We have been talking a lot about potential tax increases and their impact on commercial real estate for the last couple of months.
Our intent has been to give you an early and broad look at what is being proposed so that you can plan ahead, whether you are an investor-owner, an owner-user or a tenant looking to become an owner.
Every successful business decision starts with an idea. When investing in real estate, you gather facts, observe market trends and use your personal experience and that of other professionals to predict performance outcome. The entire process is also based on the rules of the game as they are, but also how those rules might change in the future.
So, let’s play a quick game of ‘what if’ with one of President Biden’s proposed tax hikes: elimination of the step-up rule, which allows you to pass your assets along to your heirs at a step-up in basis to fair market value on the day you die. Most of you who are reading this post have already incorporated the step-up rule into your estate plans to some degree. And, many of you are aged 55 to 75, a time when having a solid estate plan is essential.

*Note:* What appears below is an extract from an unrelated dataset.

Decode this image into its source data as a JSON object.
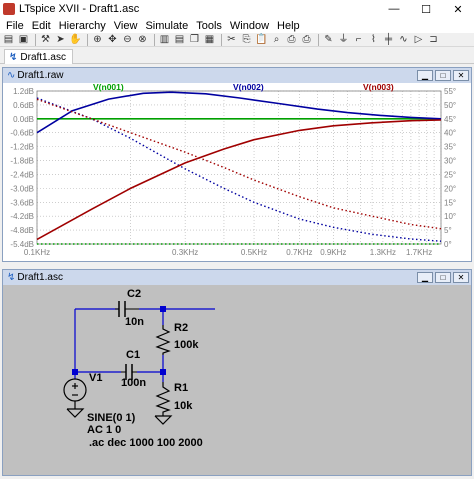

Let’s say that you own, debt-free, the building your business occupies along with two apartment buildings you bought for passive income. The adjusted basis in all three properties adds up to $2 million, but they have a current market value of $9 million. Under current rules, if you were to die tomorrow (sorry for the morbid thought), your heirs would inherit your properties at a step-up in basis to $9 million and they could immediately sell the properties at that value and no tax would be due. Pretty good deal, right? That’s why eliminating the step-up rule is likely to be one of the tax hikes soon to be included in the infrastructure legislation that will soon be debated in Congress. It’s easier to sell to the general public than raising the gas tax, which would impact everyone.

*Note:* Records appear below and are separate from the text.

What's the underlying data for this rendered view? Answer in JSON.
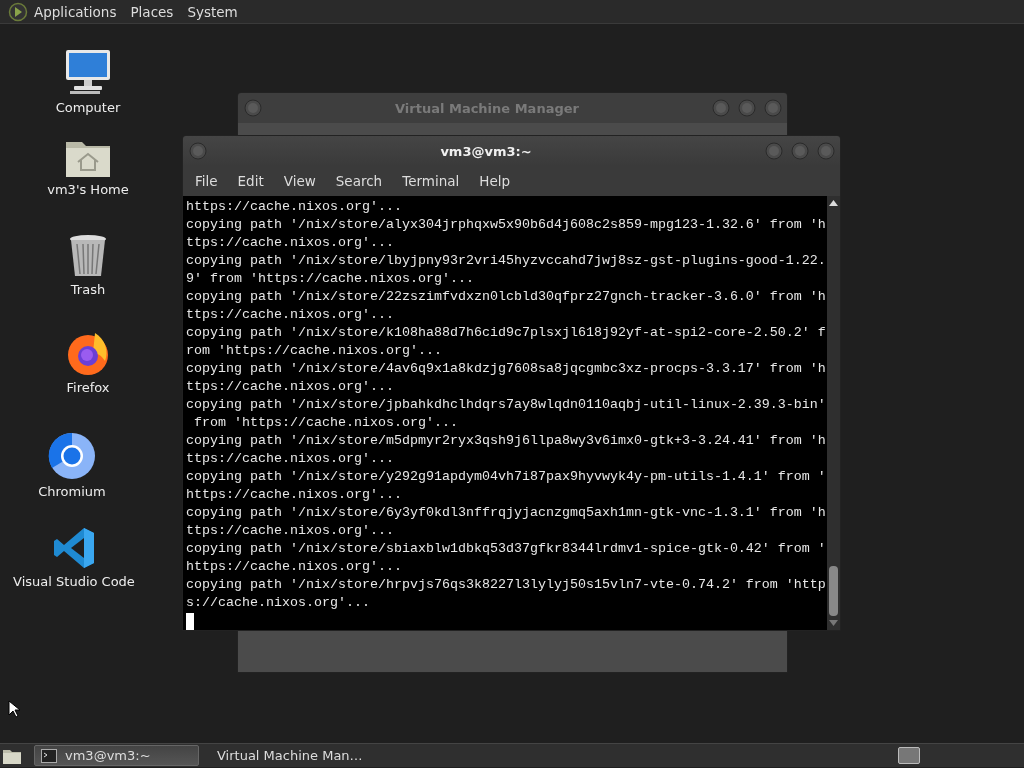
{
  "top_panel": {
    "menus": [
      "Applications",
      "Places",
      "System"
    ]
  },
  "desktop_icons": [
    {
      "label": "Computer",
      "kind": "computer"
    },
    {
      "label": "vm3's Home",
      "kind": "home"
    },
    {
      "label": "Trash",
      "kind": "trash"
    },
    {
      "label": "Firefox",
      "kind": "firefox"
    },
    {
      "label": "Chromium",
      "kind": "chromium"
    },
    {
      "label": "Visual Studio Code",
      "kind": "vscode"
    }
  ],
  "windows": [
    {
      "kind": "manager",
      "title": "Virtual Machine Manager",
      "active": false
    },
    {
      "kind": "terminal",
      "title": "vm3@vm3:~",
      "active": true,
      "menu": [
        "File",
        "Edit",
        "View",
        "Search",
        "Terminal",
        "Help"
      ],
      "lines": [
        "https://cache.nixos.org'...",
        "copying path '/nix/store/alyx304jrphqxw5x90b6d4j608c2s859-mpg123-1.32.6' from 'h",
        "ttps://cache.nixos.org'...",
        "copying path '/nix/store/lbyjpny93r2vri45hyzvccahd7jwj8sz-gst-plugins-good-1.22.",
        "9' from 'https://cache.nixos.org'...",
        "copying path '/nix/store/22zszimfvdxzn0lcbld30qfprz27gnch-tracker-3.6.0' from 'h",
        "ttps://cache.nixos.org'...",
        "copying path '/nix/store/k108ha88d7h6cid9c7plsxjl618j92yf-at-spi2-core-2.50.2' f",
        "rom 'https://cache.nixos.org'...",
        "copying path '/nix/store/4av6q9x1a8kdzjg7608sa8jqcgmbc3xz-procps-3.3.17' from 'h",
        "ttps://cache.nixos.org'...",
        "copying path '/nix/store/jpbahkdhclhdqrs7ay8wlqdn0110aqbj-util-linux-2.39.3-bin'",
        " from 'https://cache.nixos.org'...",
        "copying path '/nix/store/m5dpmyr2ryx3qsh9j6llpa8wy3v6imx0-gtk+3-3.24.41' from 'h",
        "ttps://cache.nixos.org'...",
        "copying path '/nix/store/y292g91apdym04vh7i87pax9hyvwyk4y-pm-utils-1.4.1' from '",
        "https://cache.nixos.org'...",
        "copying path '/nix/store/6y3yf0kdl3nffrqjyjacnzgmq5axh1mn-gtk-vnc-1.3.1' from 'h",
        "ttps://cache.nixos.org'...",
        "copying path '/nix/store/sbiaxblw1dbkq53d37gfkr8344lrdmv1-spice-gtk-0.42' from '",
        "https://cache.nixos.org'...",
        "copying path '/nix/store/hrpvjs76qs3k8227l3lylyj50s15vln7-vte-0.74.2' from 'http",
        "s://cache.nixos.org'..."
      ]
    }
  ],
  "taskbar": {
    "tasks": [
      {
        "label": "vm3@vm3:~",
        "kind": "terminal",
        "selected": true
      },
      {
        "label": "Virtual Machine Man…",
        "kind": "manager",
        "selected": false
      }
    ]
  }
}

Eliminating the step-up rule would cause your heirs to inherit the properties with your adjusted basis of $2 million. So, if they immediately sold the properties, they would pay federal capital gains taxes on the $7 million gain. That’s a world away from the current rule, and we think the possibility of it happening is worth considering.
If you are holding property assets because of the step-up rule, but the step-up rule goes away, how would that change your thinking? If your heirs will inherit your basis when you pass away anyway, why not just sell the properties now, pay your taxes and distribute the cash to your heirs while you’re still around to see them enjoy the fruits of your labor in real time? And, at least for the moment, you would pay your capital gains taxes at today’s rates, not higher rates that may also go into effect as part of Mr. Biden’s tax policy platform. We think that’s worth considering, too.
Then there is your own quality of life to consider. The old saying “you can’t take it with you” is irrefutable. It might be a good idea to think about the things you’ve always wanted to do or have, but went without because you had a business to run and a family to take care of. It’s probably safe to say that we’d all do things differently if we knew exactly when our time was up.
We are not advocating any specific course of action other than the one that you choose as best for you. Your best course of action may be to take no action at all and just keep fighting the good fight as you always have. Or, you may decide to liquidate your assets, reduce your risk and set a new direction for your life. The occasional game of ‘what if’ will open the door to alternate courses of action that may help to improve your life both quantitatively and qualitatively. Playing ‘what if’ doesn’t come at a price, but not being ready for big change will.